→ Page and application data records
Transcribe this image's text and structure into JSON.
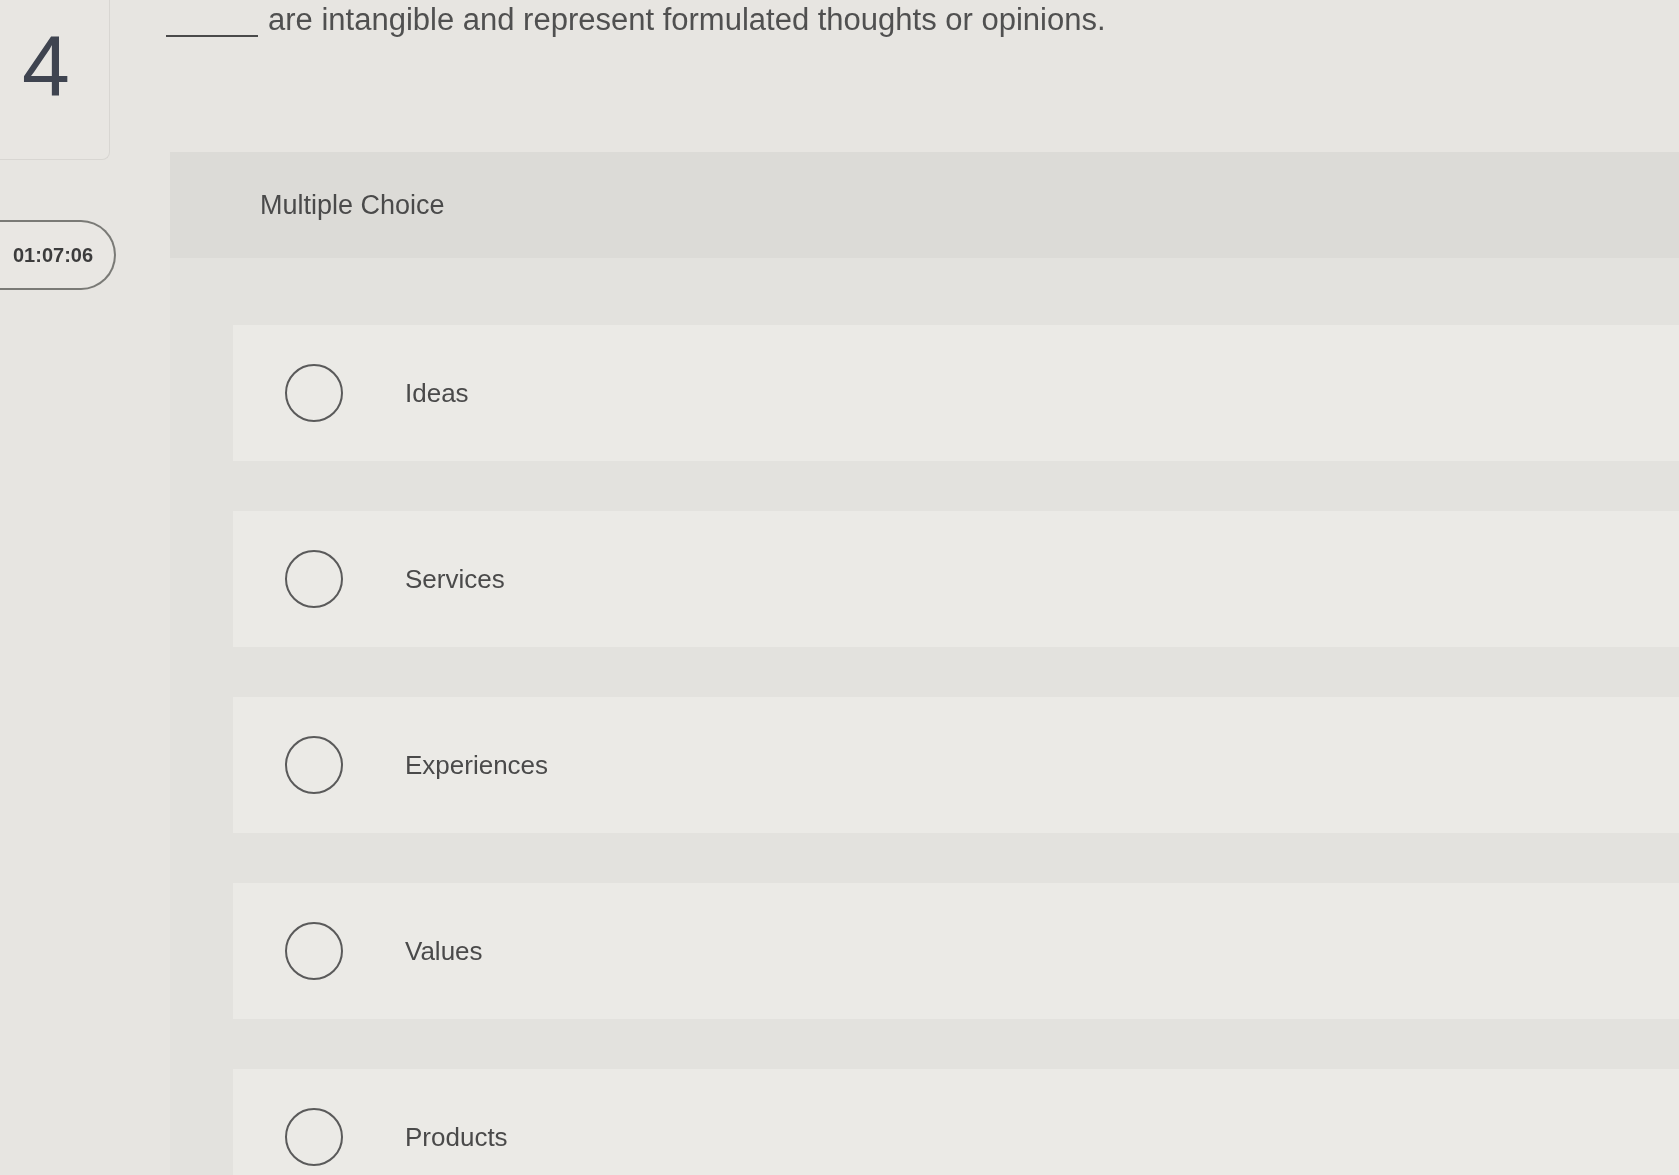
{
  "question": {
    "number": "4",
    "timer": "01:07:06",
    "text": "are intangible and represent formulated thoughts or opinions."
  },
  "answer": {
    "type_label": "Multiple Choice",
    "options": [
      {
        "label": "Ideas",
        "selected": false
      },
      {
        "label": "Services",
        "selected": false
      },
      {
        "label": "Experiences",
        "selected": false
      },
      {
        "label": "Values",
        "selected": false
      },
      {
        "label": "Products",
        "selected": false
      }
    ]
  }
}
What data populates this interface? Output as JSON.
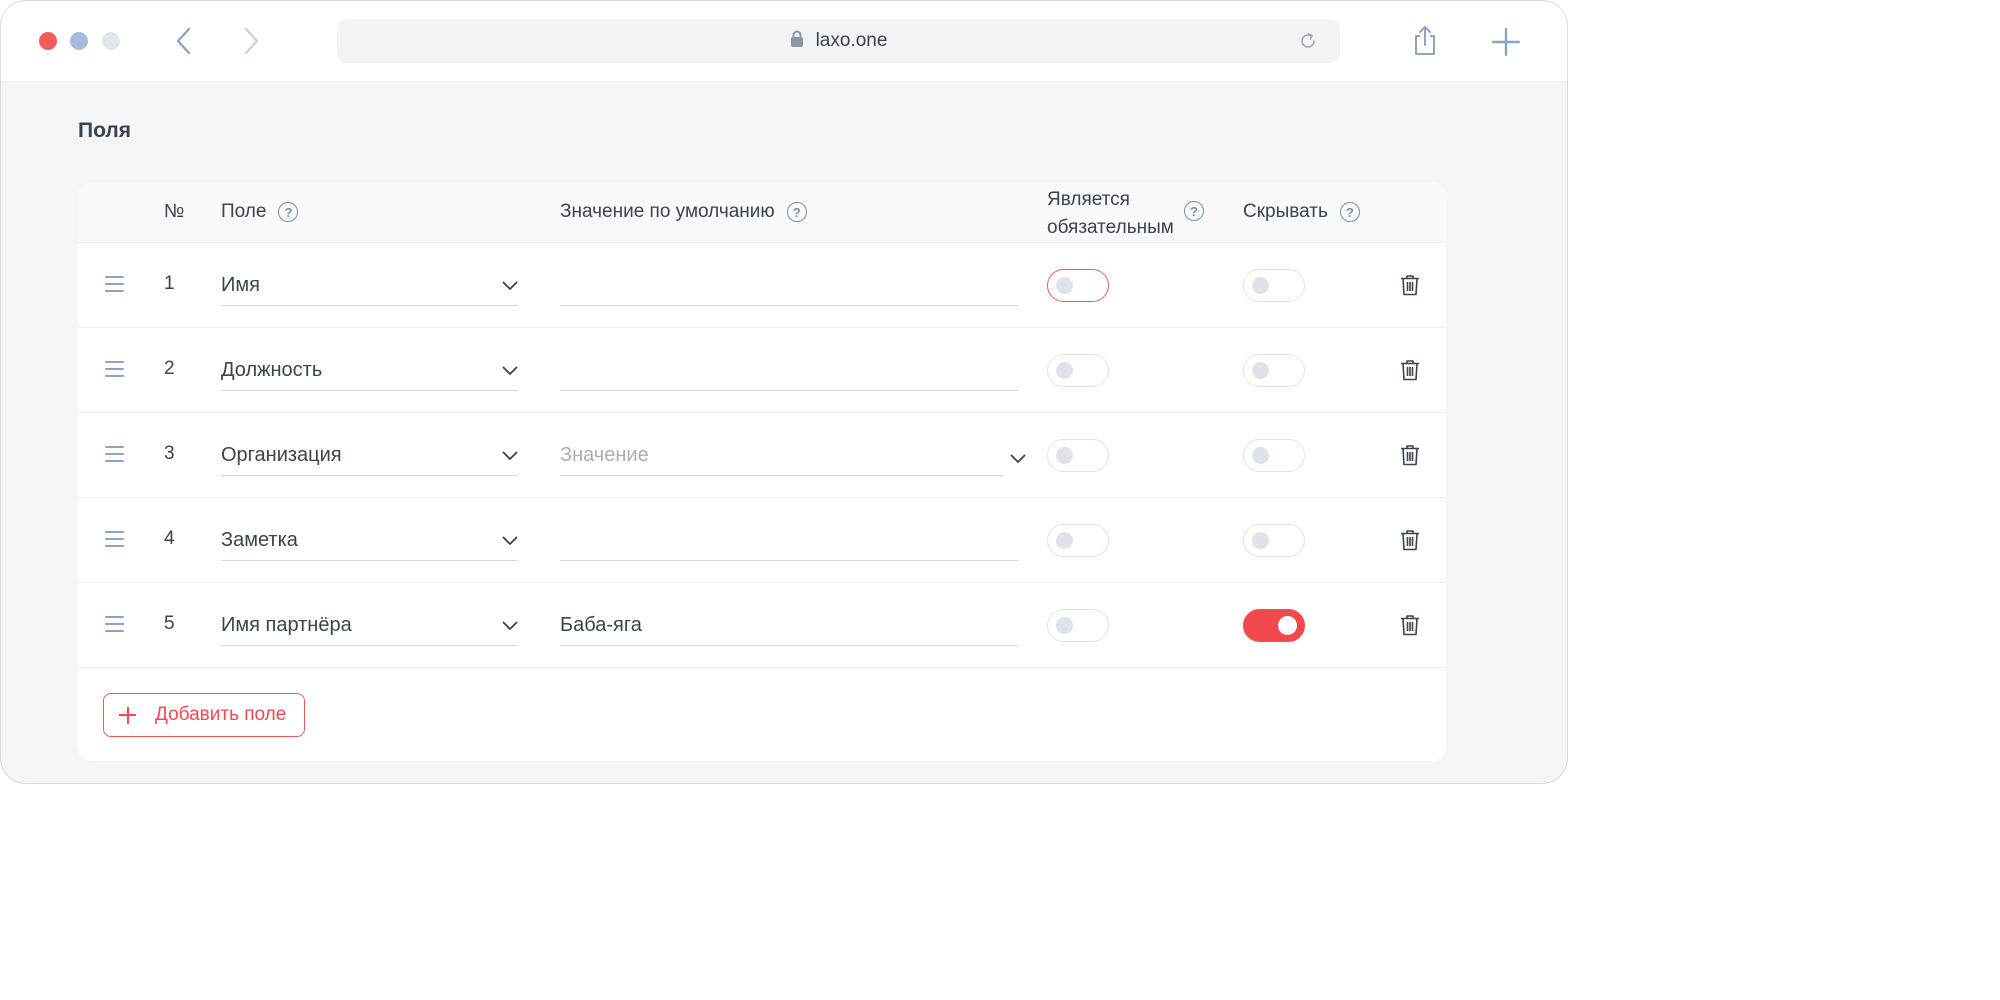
{
  "browser": {
    "url": "laxo.one",
    "icons": [
      "back-icon",
      "forward-icon",
      "lock-icon",
      "reload-icon",
      "share-icon",
      "new-tab-icon"
    ]
  },
  "page": {
    "title": "Поля"
  },
  "table": {
    "headers": {
      "num": "№",
      "field": "Поле",
      "default": "Значение по умолчанию",
      "required_line1": "Является",
      "required_line2": "обязательным",
      "hide": "Скрывать"
    },
    "rows": [
      {
        "num": "1",
        "field": "Имя",
        "default_value": "",
        "required": false,
        "hidden": false
      },
      {
        "num": "2",
        "field": "Должность",
        "default_value": "",
        "required": false,
        "hidden": false
      },
      {
        "num": "3",
        "field": "Организация",
        "default_placeholder": "Значение",
        "required": false,
        "hidden": false
      },
      {
        "num": "4",
        "field": "Заметка",
        "default_value": "",
        "required": false,
        "hidden": false
      },
      {
        "num": "5",
        "field": "Имя партнёра",
        "default_value": "Баба-яга",
        "required": false,
        "hidden": true
      }
    ]
  },
  "actions": {
    "add_field": "Добавить поле"
  },
  "colors": {
    "accent": "#f2494e",
    "link_icon": "#8ea2c4",
    "background": "#f4f5f7"
  }
}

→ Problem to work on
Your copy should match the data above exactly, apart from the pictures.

→ Exercise answer
Transcribe this image's text and structure into JSON.
{
  "question": {
    "number": "4",
    "timer": "01:07:06",
    "text": "are intangible and represent formulated thoughts or opinions."
  },
  "answer": {
    "type_label": "Multiple Choice",
    "options": [
      {
        "label": "Ideas",
        "selected": false
      },
      {
        "label": "Services",
        "selected": false
      },
      {
        "label": "Experiences",
        "selected": false
      },
      {
        "label": "Values",
        "selected": false
      },
      {
        "label": "Products",
        "selected": false
      }
    ]
  }
}
What data populates this interface? Output as JSON.
{
  "browser": {
    "url": "laxo.one",
    "icons": [
      "back-icon",
      "forward-icon",
      "lock-icon",
      "reload-icon",
      "share-icon",
      "new-tab-icon"
    ]
  },
  "page": {
    "title": "Поля"
  },
  "table": {
    "headers": {
      "num": "№",
      "field": "Поле",
      "default": "Значение по умолчанию",
      "required_line1": "Является",
      "required_line2": "обязательным",
      "hide": "Скрывать"
    },
    "rows": [
      {
        "num": "1",
        "field": "Имя",
        "default_value": "",
        "required": false,
        "hidden": false
      },
      {
        "num": "2",
        "field": "Должность",
        "default_value": "",
        "required": false,
        "hidden": false
      },
      {
        "num": "3",
        "field": "Организация",
        "default_placeholder": "Значение",
        "required": false,
        "hidden": false
      },
      {
        "num": "4",
        "field": "Заметка",
        "default_value": "",
        "required": false,
        "hidden": false
      },
      {
        "num": "5",
        "field": "Имя партнёра",
        "default_value": "Баба-яга",
        "required": false,
        "hidden": true
      }
    ]
  },
  "actions": {
    "add_field": "Добавить поле"
  },
  "colors": {
    "accent": "#f2494e",
    "link_icon": "#8ea2c4",
    "background": "#f4f5f7"
  }
}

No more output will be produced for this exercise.